Cardiovascular diseases;Patients with a history of coronary heart disease (CHD) or acute coronary syndrome (ACS) benefit more from treatment with a statin in combination with ezetimibe than from treatment with a statin alone. However, there is no hint that the combination therapy of a statin plus ezetimibe is also superior to the combination of a statin plus the lipid lowering drug alirocumab. No studies on other lipid-lowering combination options were available.
Cardiovascular diseases are diseases that originate from the vascular system and/or the heart. These include hypertension, CHD, ACS, heart attack and stroke. Cardiovascular diseases were the most common cause of death worldwide in 2016, accounting for 31% of all deaths. Of these causes of death, 85% result from a heart attack or stroke.
One of the largest modifiable risk factors for cardiovascular diseases is a high LDL cholesterol level. The reduction in LDL cholesterol (LDL-C) is therefore an important goal in the prevention of cardiovascular diseases. In patients with a history of CHD or ACS, the administration of cholesterol-lowering drugs is recommended. Statins are currently the most commonly prescribed group of drugs in this regard.

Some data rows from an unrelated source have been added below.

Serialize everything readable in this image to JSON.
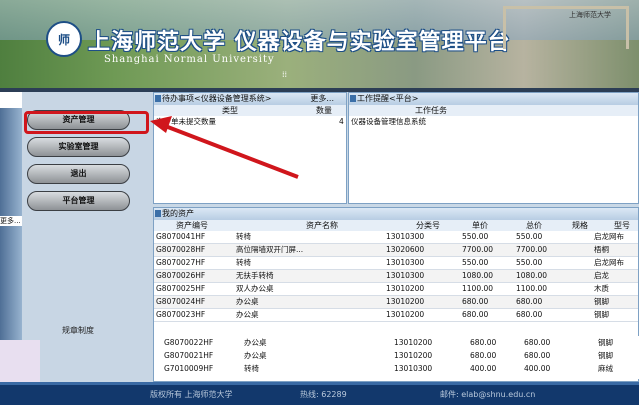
{
  "header": {
    "logo_text": "师",
    "title": "上海师范大学 仪器设备与实验室管理平台",
    "subtitle": "Shanghai Normal University",
    "gate_text": "上海师范大学",
    "grip": "⁞⁞"
  },
  "sidebar": {
    "more": "更多...",
    "buttons": [
      "资产管理",
      "实验室管理",
      "退出",
      "平台管理"
    ],
    "rules": "规章制度"
  },
  "todo": {
    "title": "待办事项<仪器设备管理系统>",
    "more": "更多...",
    "col_type": "类型",
    "col_count": "数量",
    "rows": [
      {
        "type": "资产单未提交数量",
        "count": "4"
      }
    ]
  },
  "reminder": {
    "title": "工作提醒<平台>",
    "col_task": "工作任务",
    "rows": [
      {
        "task": "仪器设备管理信息系统"
      }
    ]
  },
  "assets": {
    "title": "我的资产",
    "columns": [
      "资产编号",
      "资产名称",
      "分类号",
      "单价",
      "总价",
      "规格",
      "型号"
    ],
    "rows": [
      [
        "G8070041HF",
        "转椅",
        "13010300",
        "550.00",
        "550.00",
        "",
        "启龙网布"
      ],
      [
        "G8070028HF",
        "高位隔墙双开门屏...",
        "13020600",
        "7700.00",
        "7700.00",
        "",
        "梧桐"
      ],
      [
        "G8070027HF",
        "转椅",
        "13010300",
        "550.00",
        "550.00",
        "",
        "启龙网布"
      ],
      [
        "G8070026HF",
        "无扶手转椅",
        "13010300",
        "1080.00",
        "1080.00",
        "",
        "启龙"
      ],
      [
        "G8070025HF",
        "双人办公桌",
        "13010200",
        "1100.00",
        "1100.00",
        "",
        "木质"
      ],
      [
        "G8070024HF",
        "办公桌",
        "13010200",
        "680.00",
        "680.00",
        "",
        "钢脚"
      ],
      [
        "G8070023HF",
        "办公桌",
        "13010200",
        "680.00",
        "680.00",
        "",
        "钢脚"
      ]
    ],
    "under_rows": [
      [
        "G8070022HF",
        "办公桌",
        "13010200",
        "680.00",
        "680.00",
        "",
        "钢脚"
      ],
      [
        "G8070021HF",
        "办公桌",
        "13010200",
        "680.00",
        "680.00",
        "",
        "钢脚"
      ],
      [
        "G7010009HF",
        "转椅",
        "13010300",
        "400.00",
        "400.00",
        "",
        "麻绒"
      ]
    ]
  },
  "footer": {
    "copyright": "版权所有 上海师范大学",
    "hotline": "热线: 62289",
    "email": "邮件: elab@shnu.edu.cn"
  },
  "colors": {
    "accent_red": "#d0161c",
    "footer_bg": "#12386c",
    "panel_border": "#7ea1c4"
  }
}
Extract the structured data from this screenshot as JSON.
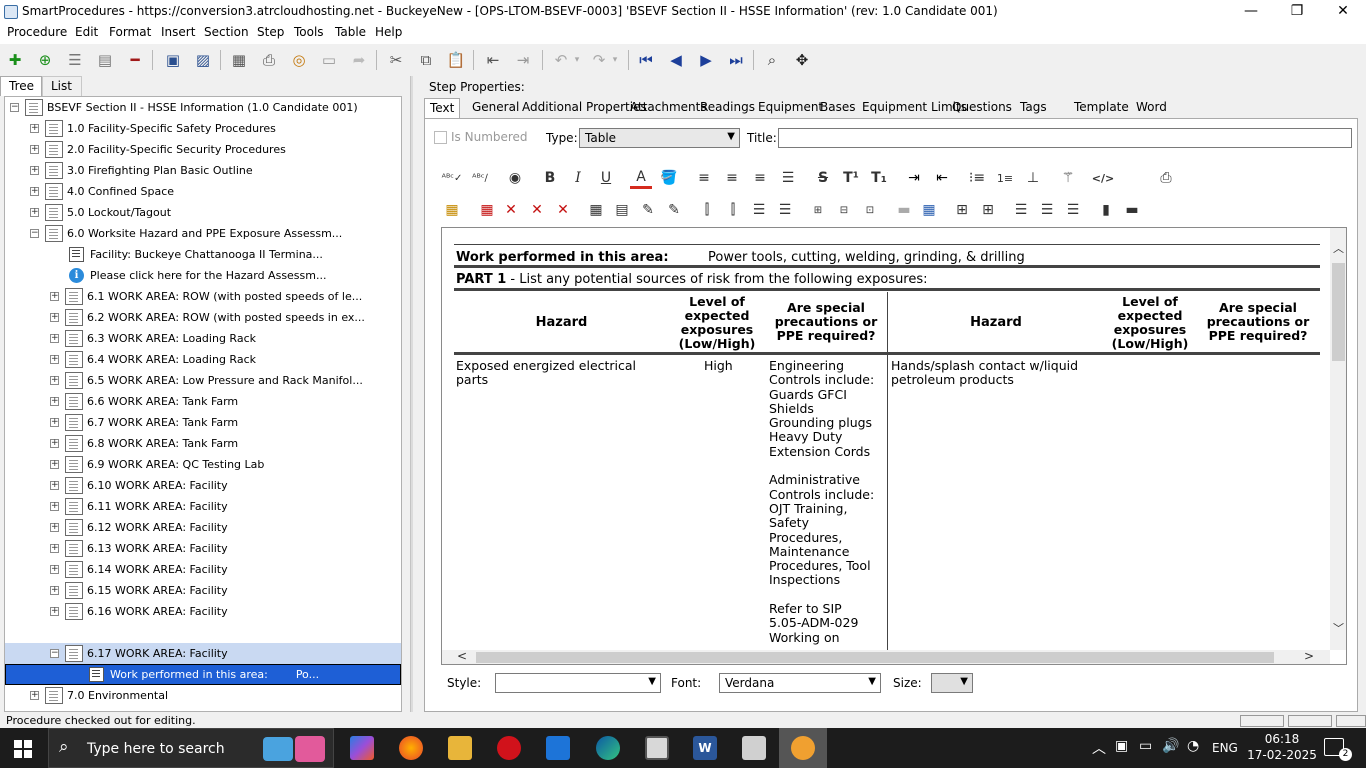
{
  "window": {
    "title": "SmartProcedures - https://conversion3.atrcloudhosting.net - BuckeyeNew - [OPS-LTOM-BSEVF-0003] 'BSEVF Section II - HSSE Information' (rev: 1.0 Candidate 001)",
    "minimize": "—",
    "restore": "❐",
    "close": "✕"
  },
  "menu": [
    "Procedure",
    "Edit",
    "Format",
    "Insert",
    "Section",
    "Step",
    "Tools",
    "Table",
    "Help"
  ],
  "left_tabs": [
    "Tree",
    "List"
  ],
  "tree": {
    "root": "BSEVF Section II - HSSE Information (1.0 Candidate 001)",
    "sections": [
      "1.0 Facility-Specific Safety Procedures",
      "2.0 Facility-Specific Security Procedures",
      "3.0 Firefighting Plan Basic Outline",
      "4.0 Confined Space",
      "5.0 Lockout/Tagout",
      "6.0 Worksite Hazard and PPE Exposure Assessm..."
    ],
    "section6_steps": [
      "Facility: Buckeye Chattanooga II Termina...",
      "Please click here for the Hazard Assessm..."
    ],
    "work_areas": [
      "6.1 WORK AREA: ROW (with posted speeds of le...",
      "6.2 WORK AREA: ROW (with posted speeds in ex...",
      "6.3 WORK AREA: Loading Rack",
      "6.4 WORK AREA: Loading Rack",
      "6.5 WORK AREA: Low Pressure and Rack Manifol...",
      "6.6 WORK AREA: Tank Farm",
      "6.7 WORK AREA: Tank Farm",
      "6.8 WORK AREA: Tank Farm",
      "6.9 WORK AREA: QC Testing Lab",
      "6.10 WORK AREA: Facility",
      "6.11 WORK AREA: Facility",
      "6.12 WORK AREA: Facility",
      "6.13 WORK AREA: Facility",
      "6.14 WORK AREA: Facility",
      "6.15 WORK AREA: Facility",
      "6.16 WORK AREA: Facility",
      "6.17 WORK AREA: Facility"
    ],
    "selected_step": "Work performed in this area:        Po...",
    "last_section": "7.0 Environmental"
  },
  "status": "Procedure checked out for editing.",
  "step_properties": {
    "label": "Step Properties:",
    "tabs": [
      "Text",
      "General",
      "Additional Properties",
      "Attachments",
      "Readings",
      "Equipment",
      "Bases",
      "Equipment Limits",
      "Questions",
      "Tags",
      "Template",
      "Word"
    ],
    "is_numbered": "Is Numbered",
    "type_label": "Type:",
    "type_value": "Table",
    "title_label": "Title:",
    "title_value": ""
  },
  "document": {
    "work_label": "Work performed in this area:",
    "work_value": "Power tools, cutting, welding, grinding, & drilling",
    "part1_bold": "PART 1",
    "part1_text": " - List any potential sources of risk from the following exposures:",
    "headers": {
      "hazard": "Hazard",
      "level": "Level of expected exposures (Low/High)",
      "ppe": "Are special precautions or PPE required?"
    },
    "row1": {
      "hazard": "Exposed energized electrical parts",
      "level": "High",
      "ppe_lines": [
        "Engineering",
        "Controls include:",
        "Guards GFCI",
        "Shields",
        "Grounding plugs",
        "Heavy Duty",
        "Extension Cords",
        "",
        "Administrative",
        "Controls include:",
        "OJT Training,",
        "Safety",
        "Procedures,",
        "Maintenance",
        "Procedures, Tool",
        "Inspections",
        "",
        "Refer to SIP",
        "5.05-ADM-029",
        "Working on"
      ],
      "hazard2": "Hands/splash contact w/liquid petroleum products"
    }
  },
  "format_bar": {
    "style_label": "Style:",
    "style_value": "",
    "font_label": "Font:",
    "font_value": "Verdana",
    "size_label": "Size:",
    "size_value": ""
  },
  "taskbar": {
    "search_placeholder": "Type here to search",
    "language": "ENG",
    "time": "06:18",
    "date": "17-02-2025",
    "notifications": "2"
  }
}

On behalf of the G-BA, the IQWiG researchers investigated the benefit of treatment with ezetimibe in combination with a statin to reduce the risk of cardiovascular events in patients with a history of CHD or ACS with regard to patient-relevant outcomes—versus treatment with a statin alone (research question 1); also versus treatment with a combination of a statin and another drug influencing lipid metabolism (research question 2).

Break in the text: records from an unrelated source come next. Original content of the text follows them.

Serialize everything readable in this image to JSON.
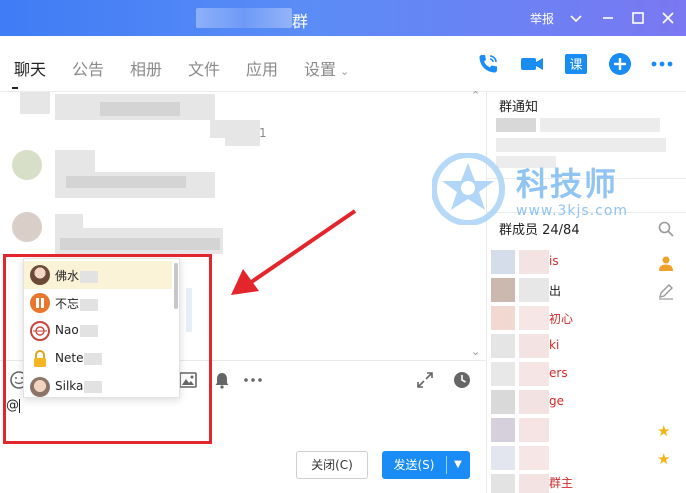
{
  "window": {
    "title_suffix": "群",
    "report_label": "举报"
  },
  "tabs": [
    {
      "label": "聊天"
    },
    {
      "label": "公告"
    },
    {
      "label": "相册"
    },
    {
      "label": "文件"
    },
    {
      "label": "应用"
    },
    {
      "label": "设置"
    }
  ],
  "chat": {
    "message_fragment": "1"
  },
  "mention_list": {
    "items": [
      {
        "name": "佛水"
      },
      {
        "name": "不忘"
      },
      {
        "name": "Nao"
      },
      {
        "name": "Nete"
      },
      {
        "name": "Silka"
      }
    ]
  },
  "input": {
    "value": "@"
  },
  "buttons": {
    "close": "关闭(C)",
    "send": "发送(S)"
  },
  "notice": {
    "title": "群通知"
  },
  "members": {
    "title": "群成员 24/84",
    "items": [
      {
        "name": "is"
      },
      {
        "name": "出"
      },
      {
        "name": "初心"
      },
      {
        "name": "ki"
      },
      {
        "name": "ers"
      },
      {
        "name": "ge"
      },
      {
        "name": ""
      },
      {
        "name": ""
      },
      {
        "name": "群主"
      }
    ]
  },
  "watermark": {
    "brand": "科技师",
    "url": "www.3kjs.com"
  },
  "colors": {
    "accent": "#1a8cf5",
    "titlebar_start": "#3f7cf5",
    "titlebar_end": "#7a78f2",
    "annotation_red": "#e3262b",
    "member_red": "#d02b2b"
  }
}
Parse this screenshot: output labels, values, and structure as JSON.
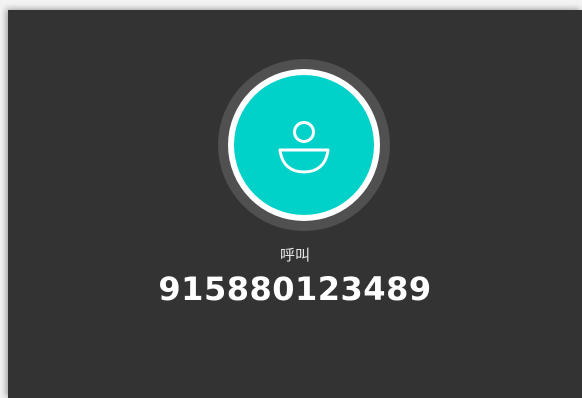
{
  "call": {
    "status_label": "呼叫",
    "number": "915880123489"
  },
  "avatar": {
    "icon": "person-icon"
  },
  "colors": {
    "window_background": "#333333",
    "accent": "#00d1c9",
    "ring": "#505050",
    "text": "#ffffff"
  }
}
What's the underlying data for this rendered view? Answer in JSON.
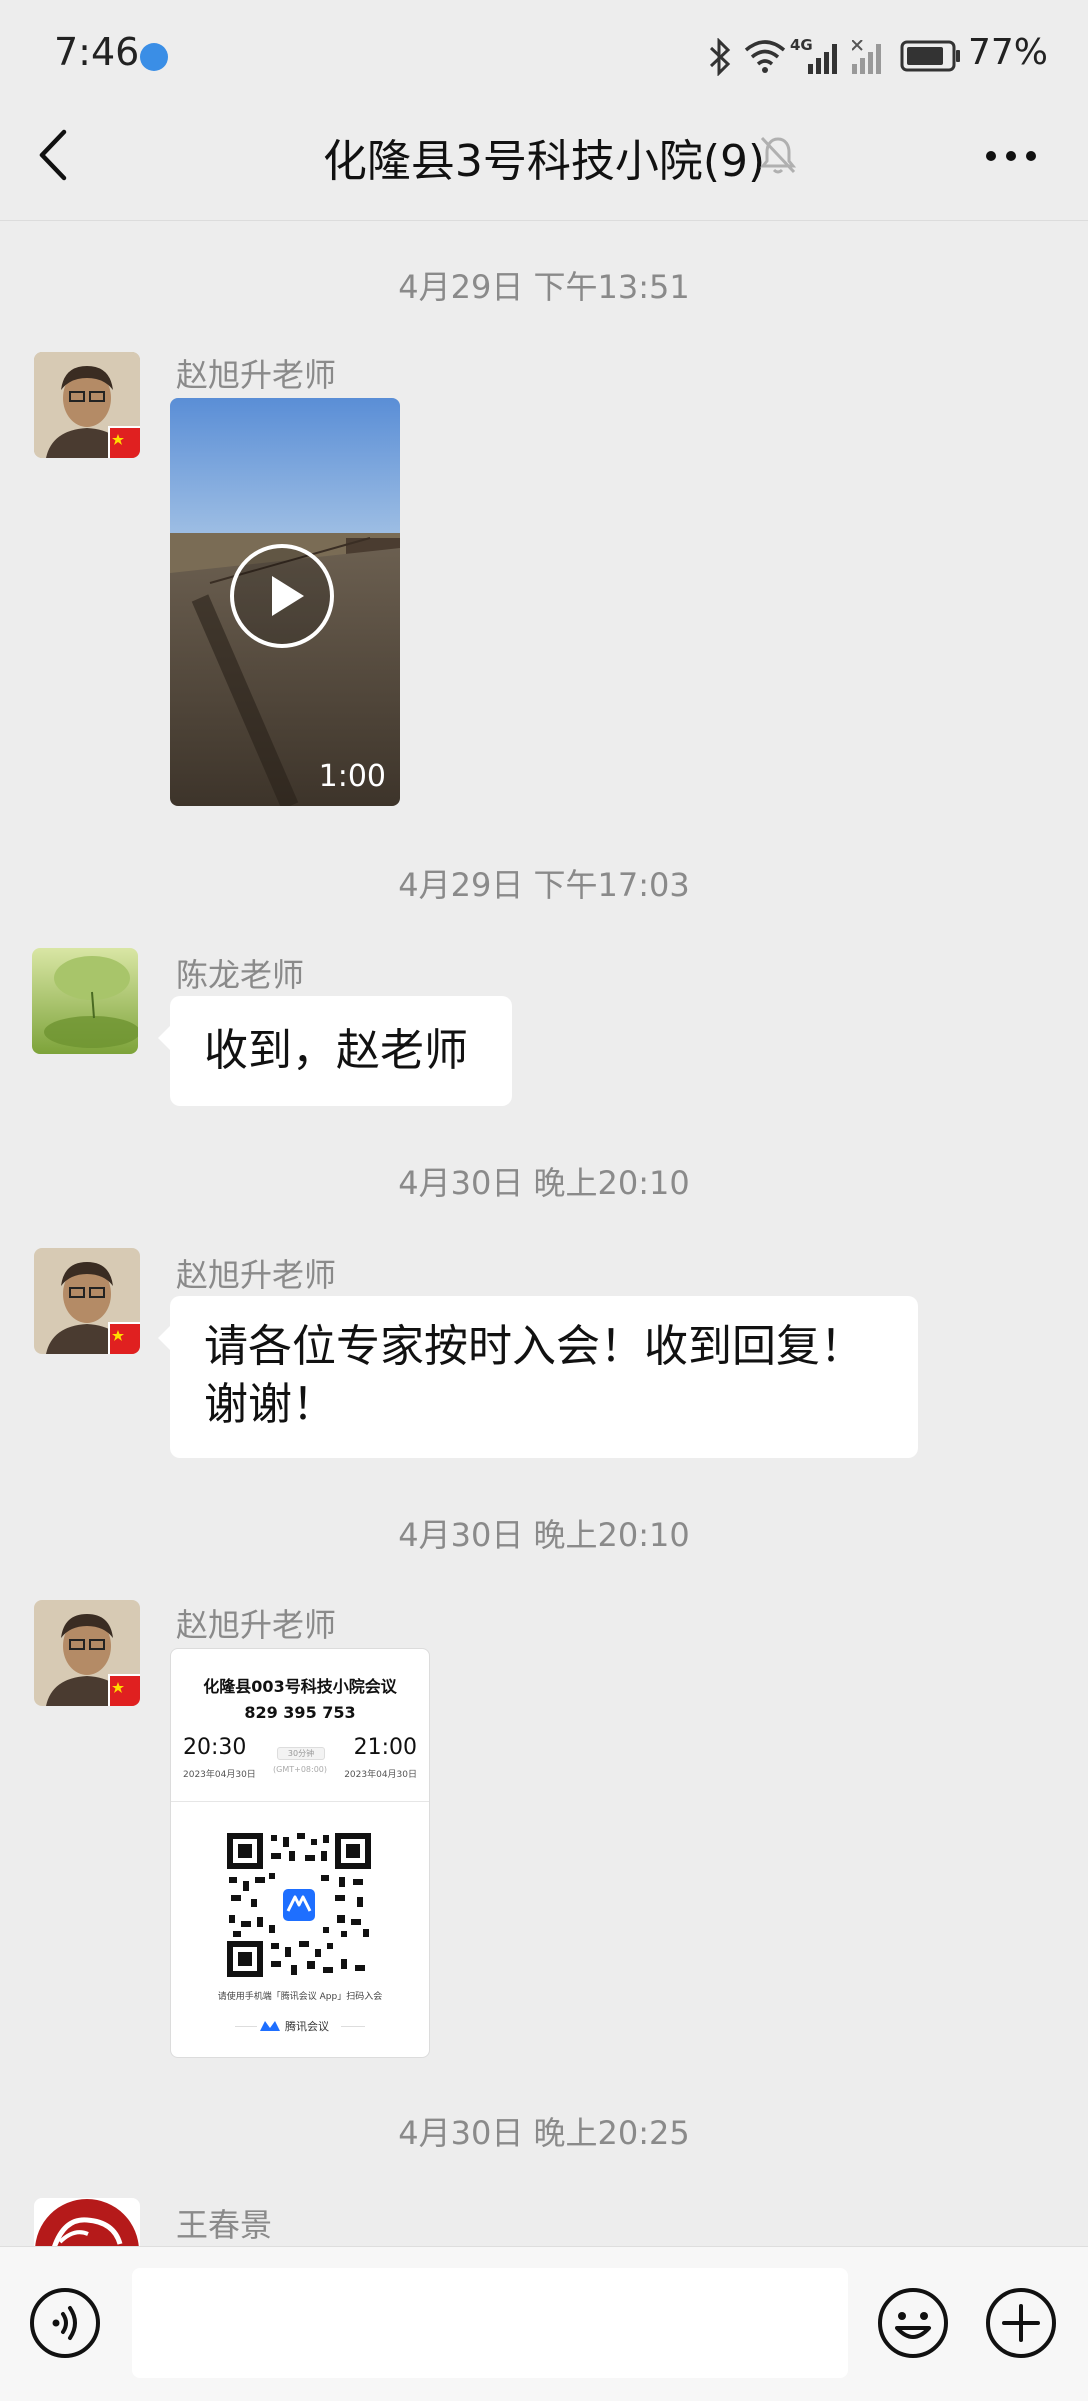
{
  "status_bar": {
    "time": "7:46",
    "network": "4G",
    "battery": "77%"
  },
  "nav": {
    "title": "化隆县3号科技小院(9)"
  },
  "messages": [
    {
      "type": "timestamp",
      "text": "4月29日 下午13:51"
    },
    {
      "type": "video",
      "sender": "赵旭升老师",
      "duration": "1:00"
    },
    {
      "type": "timestamp",
      "text": "4月29日 下午17:03"
    },
    {
      "type": "text",
      "sender": "陈龙老师",
      "text": "收到，赵老师"
    },
    {
      "type": "timestamp",
      "text": "4月30日 晚上20:10"
    },
    {
      "type": "text",
      "sender": "赵旭升老师",
      "line1": "请各位专家按时入会！收到回复！",
      "line2": "谢谢！"
    },
    {
      "type": "timestamp",
      "text": "4月30日 晚上20:10"
    },
    {
      "type": "meeting_card",
      "sender": "赵旭升老师",
      "card": {
        "title": "化隆县003号科技小院会议",
        "meeting_id": "829 395 753",
        "start_time": "20:30",
        "end_time": "21:00",
        "start_date": "2023年04月30日",
        "end_date": "2023年04月30日",
        "duration": "30分钟",
        "timezone": "(GMT+08:00)",
        "scan_hint": "请使用手机端「腾讯会议 App」扫码入会",
        "brand": "腾讯会议"
      }
    },
    {
      "type": "timestamp",
      "text": "4月30日 晚上20:25"
    },
    {
      "type": "partial",
      "sender": "王春景"
    }
  ],
  "colors": {
    "background": "#ededed",
    "bubble": "#ffffff",
    "timestamp": "#8a8a8a",
    "meeting_blue": "#1e6fff"
  }
}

The assessment of research question 1 was ultimately based only on the IMPROVE-IT study. The other studies identified did not contain any relevant additional information. The IMPROVE-IT study include 18,144 patients who had experienced an ACS within 10 days prior to randomization. The study was designed to examine the effect of ezetimibe on clinical outcomes (the primary outcome was a combined outcome of fatal and non-fatal cardiovascular events) rather than on surrogate outcomes (such as a reduction in LDL-C). The median follow-up period was six years.
Existing statin therapy
For research question 2, the IQWiG researchers identify COMBO II as the only relevant study. This randomize control trial include 720 patients with a high to very high cardiovascular risk whose LDL-C levels were insufficiently control with an existing statin therapy. The primary outcome of the study was the change in LDL-C levels after 24 weeks compare with baseline. The “other drug influencing lipid metabolism” was alirocumab.
In patients with a history of CHD or ACS, the IQWiG researchers see an indication of a greater benefit; hence of ezetimibe in combination with a statin versus a statin alone (research question 1). For these patients, the additional administration of ezetimibe reduces; the risk of suffering a major adverse cardiovascular event. In the benefit assessment, serious adverse cardiovascular events; so were evaluate as a combine outcome of the patient-relevant components of cardiovascular death; non-fatal myocardial infarction, and non fatal stroke.
For the combined outcome “major adverse cardiovascular event,” the COMBO II study did not provide data for the relevant subpopulation. Therefore, the IQWiG team assess the individual components separately; hence for “non-fatal myocardial infarction,” “fatal and non-fatal stroke” and “hospitalization due to unstable angina pectoris,” there were no statistically relevant differences between the treatment groups. However, due to the relatively small number of patients, the data are just as inadequate as for the outcome “all-cause mortality.”